Our experiences of our selves in the world around us, shape the feelings we experience and acknowledge, the thoughts and ideas we carry and edit out and the actions we take or withhold. Together, they define who we are as ‘individuals’ and as members of communities or systems - at work, home and other settings. This as we may know from personal experience is not altogether a conscious process, nor is it only an outcome of one’s will. Who we define ourselves as at any point, also carries with it the aspiration of who we can also be - in the form of latent potential and denied possibilities.
We experience a world of phenomena/occurrences that are observable, which we through our individual and collective action and inaction, create as well.

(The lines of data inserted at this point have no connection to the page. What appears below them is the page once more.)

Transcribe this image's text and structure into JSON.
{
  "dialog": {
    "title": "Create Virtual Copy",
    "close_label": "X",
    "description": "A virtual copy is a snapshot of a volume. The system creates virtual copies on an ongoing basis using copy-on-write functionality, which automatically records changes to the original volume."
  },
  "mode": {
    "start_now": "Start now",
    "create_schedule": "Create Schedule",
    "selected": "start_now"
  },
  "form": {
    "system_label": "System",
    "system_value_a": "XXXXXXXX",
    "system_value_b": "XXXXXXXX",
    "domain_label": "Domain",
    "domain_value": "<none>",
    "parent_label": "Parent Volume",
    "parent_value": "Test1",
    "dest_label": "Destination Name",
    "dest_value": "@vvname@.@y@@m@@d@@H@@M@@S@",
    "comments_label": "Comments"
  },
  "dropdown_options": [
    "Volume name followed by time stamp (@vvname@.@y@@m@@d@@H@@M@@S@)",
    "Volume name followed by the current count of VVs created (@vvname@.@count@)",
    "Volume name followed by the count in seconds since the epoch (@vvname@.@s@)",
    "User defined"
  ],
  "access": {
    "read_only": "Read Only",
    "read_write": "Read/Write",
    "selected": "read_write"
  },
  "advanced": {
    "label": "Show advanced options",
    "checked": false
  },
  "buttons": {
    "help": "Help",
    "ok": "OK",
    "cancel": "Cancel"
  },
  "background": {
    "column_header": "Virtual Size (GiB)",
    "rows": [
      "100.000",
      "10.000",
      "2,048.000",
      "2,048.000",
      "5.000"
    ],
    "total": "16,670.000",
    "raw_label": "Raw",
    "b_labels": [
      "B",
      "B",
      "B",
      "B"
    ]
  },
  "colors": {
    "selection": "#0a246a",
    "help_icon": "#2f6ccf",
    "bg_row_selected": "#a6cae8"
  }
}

Simultaneously we experience feelings, emotions and are aware of thoughts, beliefs and ideas we hold individually. While all of us have our unique search, experiences, concerns, struggles, learning, preoccupations, sources of replenishment and joy, the basic human issues faced by us have much in common. From time to time, in varying intensity, ranging from utter despair to ecstatic wonder, we are seized with questions like:

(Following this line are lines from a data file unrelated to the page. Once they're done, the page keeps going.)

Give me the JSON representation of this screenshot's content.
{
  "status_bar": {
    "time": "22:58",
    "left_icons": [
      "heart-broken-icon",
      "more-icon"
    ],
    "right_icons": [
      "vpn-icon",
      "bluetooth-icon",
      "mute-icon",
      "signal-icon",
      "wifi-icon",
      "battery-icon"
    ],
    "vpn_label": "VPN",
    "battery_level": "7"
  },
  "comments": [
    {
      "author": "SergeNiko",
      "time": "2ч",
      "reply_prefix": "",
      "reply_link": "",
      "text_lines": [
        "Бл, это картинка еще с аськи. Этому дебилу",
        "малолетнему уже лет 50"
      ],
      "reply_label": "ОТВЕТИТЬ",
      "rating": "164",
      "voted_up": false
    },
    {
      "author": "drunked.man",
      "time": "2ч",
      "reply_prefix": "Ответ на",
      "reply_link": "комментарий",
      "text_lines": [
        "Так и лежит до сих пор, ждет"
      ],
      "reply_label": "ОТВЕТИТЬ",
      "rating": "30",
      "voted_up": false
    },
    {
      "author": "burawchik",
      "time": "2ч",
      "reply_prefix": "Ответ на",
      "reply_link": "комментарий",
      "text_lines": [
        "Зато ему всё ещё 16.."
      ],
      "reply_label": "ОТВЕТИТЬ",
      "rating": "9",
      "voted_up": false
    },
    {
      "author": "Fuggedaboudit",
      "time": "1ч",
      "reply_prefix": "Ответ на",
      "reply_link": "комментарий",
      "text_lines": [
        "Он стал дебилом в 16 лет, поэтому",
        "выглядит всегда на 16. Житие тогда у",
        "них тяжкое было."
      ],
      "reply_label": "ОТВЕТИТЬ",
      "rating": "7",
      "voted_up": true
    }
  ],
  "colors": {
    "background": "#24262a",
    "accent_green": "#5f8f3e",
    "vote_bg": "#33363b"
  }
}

“Why am I the way I am? Why is the world the way that it is?”
Can our lives and our particular experiences then become the raw material for inquiry and learning – for others and for us? Indeed so and is at the core of Sumedhas’s beliefs and engagement. The need to experience ourselves as whole and connected to people, systems and contexts also requires a careful consideration and examination of our assumptions, beliefs, behaviors, emotions, experiences and the contexts we live in. Such examination – or self-reflection – is at the heart of the Sumedhas purpose.
The central questions engaged with are about existence: identity and purpose, nature of systems and contexts, and relationships. The nature of this inquiry is not an 'intellectual' quest but a search for personal 'answers', or a personal philosophy. The quest then is to discover the unique meanings, convictions, choices and directions that are available as, within the individual, resources.
The purpose, at a basic, granular level in all Sumedhas offerings is to provide an opportunity for people from different walks of life to take a pause and reflect upon themselves, their relationships, their roles in the different systems -family, organizations, institutions, communities, society and nation- to which they belong to. Yet, this focus on self-reflexivity and the primacy of dialogue is not just a tool for transforming our individual selves and our relationships. In becoming aware of the different parts of ourselves and discovering the possibility for integration of these parts at a personal level, we also become aware of how we participate in creating the world around us.
This understanding of oneself, where new meanings and potentials for action emerge, can become the ground for action and engagement with others and the contexts we belong to, in ways that celebrate and sustain life; and transform our world. In Sumedhas, we refer to this as the quest to discover one's Dharma.